Company: Howard Petrick, San Francisco, CA
Venue: Venue #3 - The Playhouse Studio
Petrick's subjective tale about breaking rank after being called up to serve in Vietnam is a satirical treat.
Petrick's subjective tale about breaking rank after being called up to serve in Vietnam is a satirical treat for those who enjoy the absurdest bite of Joseph Heller's Catch 22.
Proving the tongue is mightier than the sword, he uses smart-ass Yankee wit and the Socratic method to poke holes in his superiors' smug certainties about the "police action" in South East Asia which cost well over 50,000 American lives to say nothing of the devastation of Vietnam and its people.
His approach to a one man show, however, is more by-the-book. Petrick's menagerie of characters are serviceable and effective though they lean to cliche (barking officers, twangy drawls, and so on). Though judging from the stupidity recounted by Petrick, his take on the army brass may be more dead on than I dare to imagine. Breaking Rank is a page in a growing volume of material (including the excellent documentary Sir! No Sir!) which tells the story of the large anti war sentiment and protest within the ranks, which the military underplayed and covered up for years.
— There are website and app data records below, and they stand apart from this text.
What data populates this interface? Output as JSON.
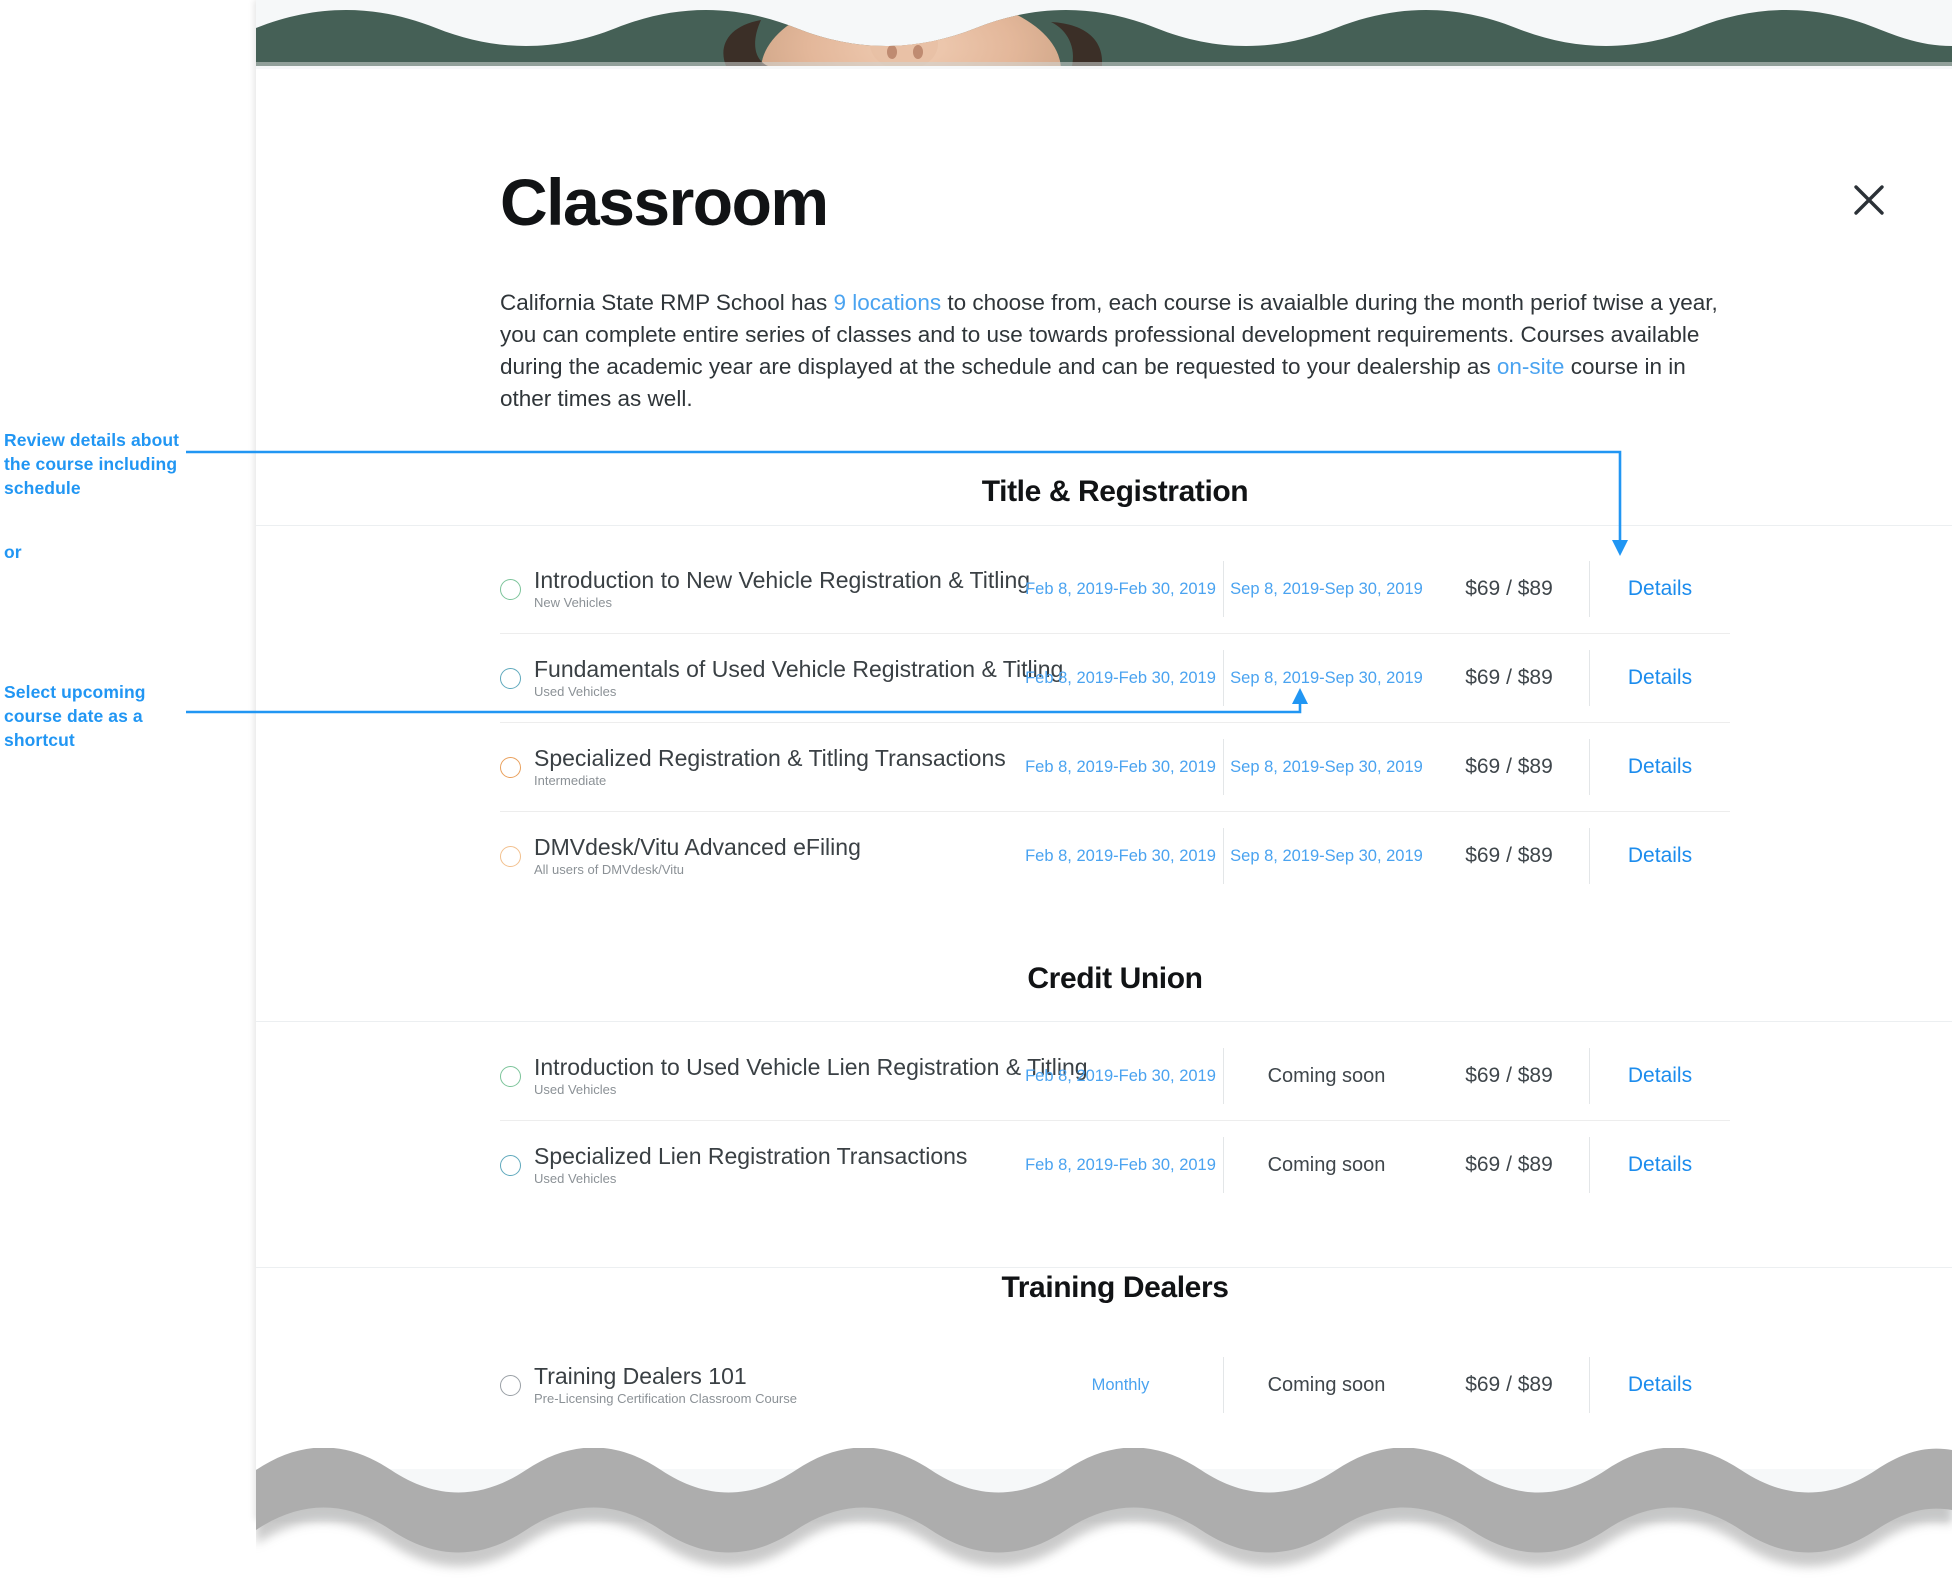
{
  "colors": {
    "accent_blue": "#2196f3",
    "link_blue": "#4aa3f0",
    "details_blue": "#1c8ced",
    "hero_green": "#456056",
    "wave_gray": "#aaaaaa",
    "text_dark": "#111315",
    "text_body": "#2f3539",
    "ring_green": "#7cc49a",
    "ring_teal": "#5fa9bd",
    "ring_orange": "#e9a05c",
    "ring_light_orange": "#f2c08e",
    "ring_gray": "#9aa0a6"
  },
  "header": {
    "title": "Classroom",
    "close_icon": "close-icon",
    "close_label": "✕"
  },
  "intro": {
    "part1": "California State RMP School has ",
    "link1": "9 locations",
    "part2": " to choose from, each course is avaialble during the month periof twise a year, you can complete entire series of classes and to use towards professional development requirements. Courses available during the academic year are displayed at the schedule and can be requested to your dealership as ",
    "link2": "on-site",
    "part3": " course in in other times as well."
  },
  "annotations": {
    "one": "Review details about the course including schedule",
    "or": "or",
    "two": "Select upcoming course date as a shortcut"
  },
  "sections": [
    {
      "title": "Title & Registration",
      "rows": [
        {
          "ring": "ring_green",
          "title": "Introduction to New Vehicle Registration & Titling",
          "sub": "New Vehicles",
          "date1": "Feb 8, 2019-Feb 30, 2019",
          "date2": "Sep 8, 2019-Sep 30, 2019",
          "date2_plain": false,
          "price": "$69 / $89",
          "details": "Details"
        },
        {
          "ring": "ring_teal",
          "title": "Fundamentals of Used Vehicle Registration & Titling",
          "sub": "Used Vehicles",
          "date1": "Feb 8, 2019-Feb 30, 2019",
          "date2": "Sep 8, 2019-Sep 30, 2019",
          "date2_plain": false,
          "price": "$69 / $89",
          "details": "Details"
        },
        {
          "ring": "ring_orange",
          "title": "Specialized Registration & Titling Transactions",
          "sub": "Intermediate",
          "date1": "Feb 8, 2019-Feb 30, 2019",
          "date2": "Sep 8, 2019-Sep 30, 2019",
          "date2_plain": false,
          "price": "$69 / $89",
          "details": "Details"
        },
        {
          "ring": "ring_light_orange",
          "title": "DMVdesk/Vitu Advanced eFiling",
          "sub": "All users of DMVdesk/Vitu",
          "date1": "Feb 8, 2019-Feb 30, 2019",
          "date2": "Sep 8, 2019-Sep 30, 2019",
          "date2_plain": false,
          "price": "$69 / $89",
          "details": "Details"
        }
      ]
    },
    {
      "title": "Credit Union",
      "rows": [
        {
          "ring": "ring_green",
          "title": "Introduction to Used Vehicle Lien Registration & Titling",
          "sub": "Used Vehicles",
          "date1": "Feb 8, 2019-Feb 30, 2019",
          "date2": "Coming soon",
          "date2_plain": true,
          "price": "$69 / $89",
          "details": "Details"
        },
        {
          "ring": "ring_teal",
          "title": "Specialized Lien Registration Transactions",
          "sub": "Used Vehicles",
          "date1": "Feb 8, 2019-Feb 30, 2019",
          "date2": "Coming soon",
          "date2_plain": true,
          "price": "$69 / $89",
          "details": "Details"
        }
      ]
    },
    {
      "title": "Training Dealers",
      "rows": [
        {
          "ring": "ring_gray",
          "title": "Training Dealers 101",
          "sub": "Pre-Licensing Certification Classroom Course",
          "date1": "Monthly",
          "date2": "Coming soon",
          "date2_plain": true,
          "price": "$69 / $89",
          "details": "Details"
        }
      ]
    }
  ]
}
Were the show fiction, or were Petrick's stand not so courageous (he briefly faced the threat of a death sentence for treason) I would say this is a three-star show. But in the theatre of theatre, I get to hand out the stars, not the army, so he gets an extra from me as a proud salute to his work to bend the universe more toward justice.
A post-show shout out to Pfc. Bradley Manning who now faces serious charges for his role as a whistleblower on possible war crimes in Iraq, reminds the audience Mr. Petrick's war is not yet over.